Stored entries
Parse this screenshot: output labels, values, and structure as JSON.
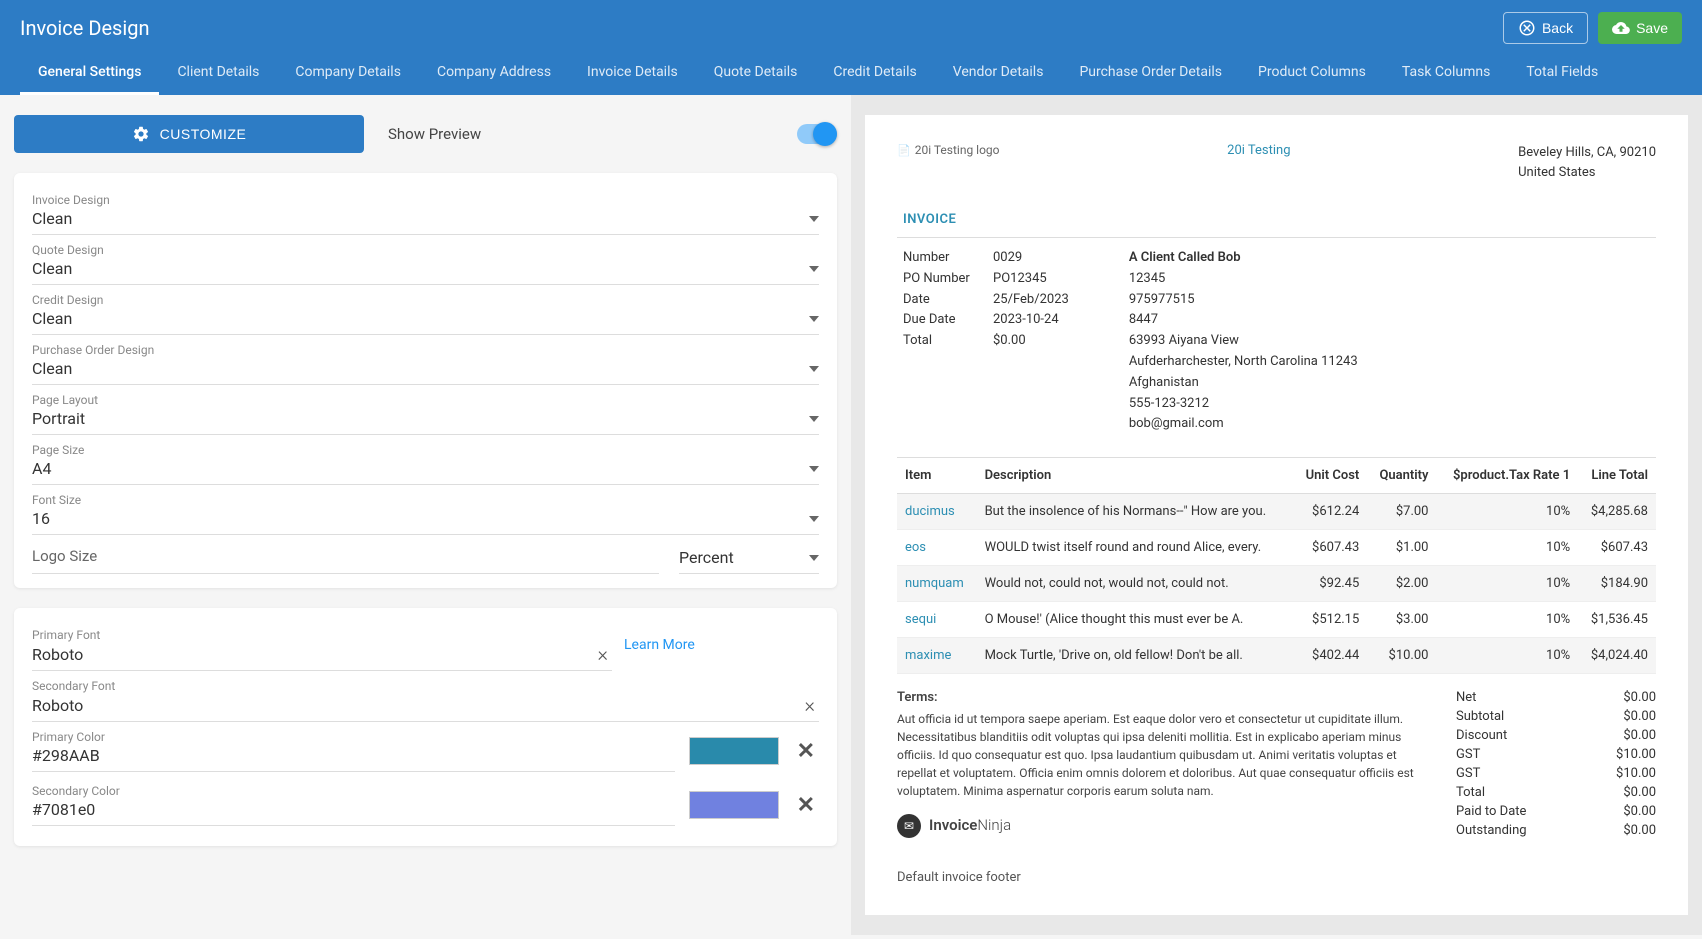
{
  "header": {
    "title": "Invoice Design",
    "back": "Back",
    "save": "Save"
  },
  "tabs": [
    "General Settings",
    "Client Details",
    "Company Details",
    "Company Address",
    "Invoice Details",
    "Quote Details",
    "Credit Details",
    "Vendor Details",
    "Purchase Order Details",
    "Product Columns",
    "Task Columns",
    "Total Fields"
  ],
  "customize": {
    "button": "CUSTOMIZE",
    "show_preview": "Show Preview"
  },
  "designs": {
    "invoice": {
      "label": "Invoice Design",
      "value": "Clean"
    },
    "quote": {
      "label": "Quote Design",
      "value": "Clean"
    },
    "credit": {
      "label": "Credit Design",
      "value": "Clean"
    },
    "po": {
      "label": "Purchase Order Design",
      "value": "Clean"
    },
    "page_layout": {
      "label": "Page Layout",
      "value": "Portrait"
    },
    "page_size": {
      "label": "Page Size",
      "value": "A4"
    },
    "font_size": {
      "label": "Font Size",
      "value": "16"
    },
    "logo_size": {
      "label": "Logo Size",
      "value": "Percent"
    }
  },
  "fonts": {
    "primary": {
      "label": "Primary Font",
      "value": "Roboto"
    },
    "secondary": {
      "label": "Secondary Font",
      "value": "Roboto"
    },
    "learn_more": "Learn More",
    "primary_color": {
      "label": "Primary Color",
      "value": "#298AAB",
      "swatch": "#298AAB"
    },
    "secondary_color": {
      "label": "Secondary Color",
      "value": "#7081e0",
      "swatch": "#7081e0"
    }
  },
  "invoice": {
    "logo_alt": "20i Testing logo",
    "company": "20i Testing",
    "address1": "Beveley Hills, CA, 90210",
    "address2": "United States",
    "title": "INVOICE",
    "meta": {
      "number_lbl": "Number",
      "number": "0029",
      "po_lbl": "PO Number",
      "po": "PO12345",
      "date_lbl": "Date",
      "date": "25/Feb/2023",
      "due_lbl": "Due Date",
      "due": "2023-10-24",
      "total_lbl": "Total",
      "total": "$0.00"
    },
    "client": {
      "name": "A Client Called Bob",
      "l1": "12345",
      "l2": "975977515",
      "l3": "8447",
      "l4": "63993 Aiyana View",
      "l5": "Aufderharchester, North Carolina 11243",
      "l6": "Afghanistan",
      "l7": "555-123-3212",
      "l8": "bob@gmail.com"
    },
    "columns": [
      "Item",
      "Description",
      "Unit Cost",
      "Quantity",
      "$product.Tax Rate 1",
      "Line Total"
    ],
    "rows": [
      {
        "item": "ducimus",
        "desc": "But the insolence of his Normans--\" How are you.",
        "cost": "$612.24",
        "qty": "$7.00",
        "tax": "10%",
        "total": "$4,285.68"
      },
      {
        "item": "eos",
        "desc": "WOULD twist itself round and round Alice, every.",
        "cost": "$607.43",
        "qty": "$1.00",
        "tax": "10%",
        "total": "$607.43"
      },
      {
        "item": "numquam",
        "desc": "Would not, could not, would not, could not.",
        "cost": "$92.45",
        "qty": "$2.00",
        "tax": "10%",
        "total": "$184.90"
      },
      {
        "item": "sequi",
        "desc": "O Mouse!' (Alice thought this must ever be A.",
        "cost": "$512.15",
        "qty": "$3.00",
        "tax": "10%",
        "total": "$1,536.45"
      },
      {
        "item": "maxime",
        "desc": "Mock Turtle, 'Drive on, old fellow! Don't be all.",
        "cost": "$402.44",
        "qty": "$10.00",
        "tax": "10%",
        "total": "$4,024.40"
      }
    ],
    "terms_title": "Terms:",
    "terms": "Aut officia id ut tempora saepe aperiam. Est eaque dolor vero et consectetur ut cupiditate illum. Necessitatibus blanditiis odit voluptas qui ipsa deleniti mollitia. Est in explicabo aperiam minus officiis. Id quo consequatur est quo. Ipsa laudantium quibusdam ut. Animi veritatis voluptas et repellat et voluptatem. Officia enim omnis dolorem et doloribus. Aut quae consequatur officiis est voluptatem. Minima aspernatur corporis earum soluta nam.",
    "totals": [
      {
        "label": "Net",
        "value": "$0.00"
      },
      {
        "label": "Subtotal",
        "value": "$0.00"
      },
      {
        "label": "Discount",
        "value": "$0.00"
      },
      {
        "label": "GST",
        "value": "$10.00"
      },
      {
        "label": "GST",
        "value": "$10.00"
      },
      {
        "label": "Total",
        "value": "$0.00"
      },
      {
        "label": "Paid to Date",
        "value": "$0.00"
      },
      {
        "label": "Outstanding",
        "value": "$0.00"
      }
    ],
    "brand": "InvoiceNinja",
    "footer": "Default invoice footer"
  }
}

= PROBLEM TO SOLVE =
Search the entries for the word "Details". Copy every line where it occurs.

= SOLUTION FOR THIS TASK =
    "Client Details",
    "Company Details",
    "Invoice Details",
    "Quote Details",
    "Credit Details",
    "Vendor Details",
    "Purchase Order Details",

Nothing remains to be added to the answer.